Looking Toward Food Trends in 2017

Subscribers Only - As the New Year approaches, what are the “hot” food and nutrition trends coming your way? Here are a few of our top predictions.

Lean Goat Meat; Fresh Green Chickpeas

Subscribers Only - Americans have been slower to discover what about 75 percent of the world already knows: Goat meat is lean, delicious, and healthy. Mature chickpeas, also known as garbanzo beans, are legumes most commonly found in canned or dried form. Green—essentially fresh, young—chickpeas are relatively new in the U.S.

Plant Defense Against Diabetes

Subscribers Only - As if you need another reason to fill your plate with more plants! But new research suggests that diets rich in polyphenols, a large class of compounds found in foods of plant origin, may fend off type 2 diabetes, and help those who already have diabetes better manage their blood sugar.

Lycopene Power

Subscribers Only - When you stroll through the produce aisle, all of those marvelous hues that fruits and vegetables bring forth are courtesy of naturally occurring plant chemicals. One example is lycopene, a carotenoid pigment that lends certain plant foods their rosy coloring.
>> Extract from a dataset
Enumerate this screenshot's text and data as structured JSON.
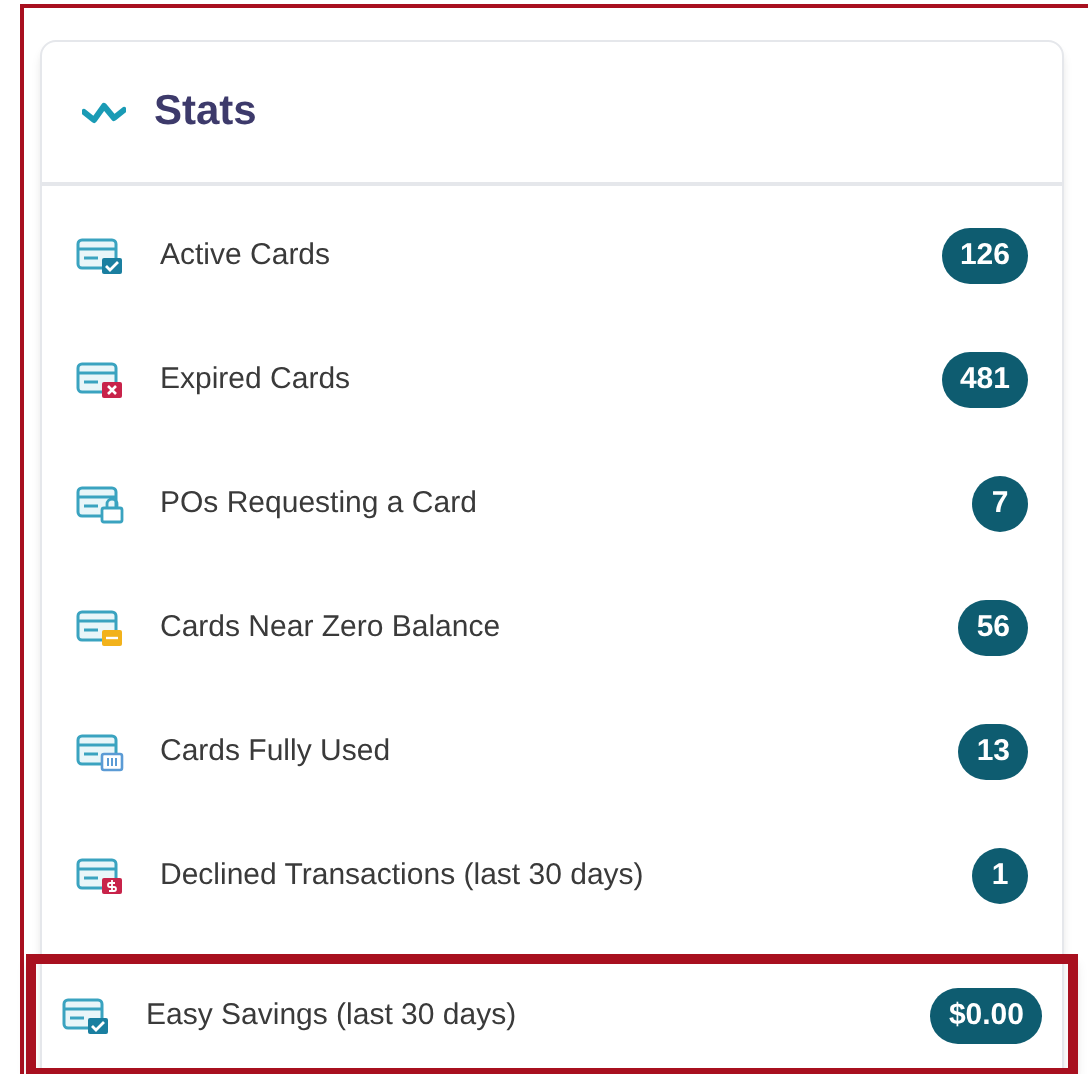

Modern science shows it does a body good.

5 Natural Ways to Fight Constipation

Americans spend nearly three-quarters of a billion dollars a year trying to deal with constipation. It’s a side effect of certain drugs, a complication of some medical conditions, and a common complaint of aging, but constipation can also be caused by dehydration, a low-fiber diet and/or a sedentary lifestyle. Here’s what you can do to keep things moving naturally.

Healthier Soup’s on the Menu

Subscribers Only - There’s nothing as comforting as a warm bowl of soup on a blustery day, especially when you dine out. But while warming up with a steaming bowl of soup, it’s important to consider how good it is for your body, too. Restaurant soups are notoriously high in sodium—and, in fact, you’ll find some options on our chart (not recommended!) that contain more than four days worth!

The Lowdown on Glycemic Index

Subscribers Only - The Nutrition Facts label lists the grams of carbohydrate in foods. However, that doesn’t really tell you how these carbs might affect your blood sugar (glucose) levels. A better gauge of this is the glycemic index (GI). It was introduced about 35 years ago, and scientific support for GI continues to grow.

Environmental Nutrition 2016 Index

Caffeinated Beverage on Overdrive (Jan, 4) Carbonated Water Safety (June, 2) Healthful Beverage Choice Alternatives (July, 1) Probiotic Beverages Reviewed (June, 1) Teatoxing Myths Busted (July, 2)

Hail Hazelnuts!

Filberts and hazelnuts (also known as cobnuts and hazels) are different names for the same tree and its small, sphere-shaped nut. The English named it hazelnut, and then French settlers came to call it filbert because the nuts would begin to ripen around August 22, St. Philibert Day. Over the centuries, hazelnuts have been revered.

Calcium Supplements; Pomegranates; Mediterranean Diet

Calcium intake is not linked to heart attack or risk of cardiovascular disease-related events, research shows. Pomegranate juice could have significant benefits in people with osteoarthritis, says a study by Iranian scientists. Following a Mediterranean diet with no restriction on fat intake may reduce risk of cardiovascular events, such as heart attack and stroke, according to a review of 56 studies.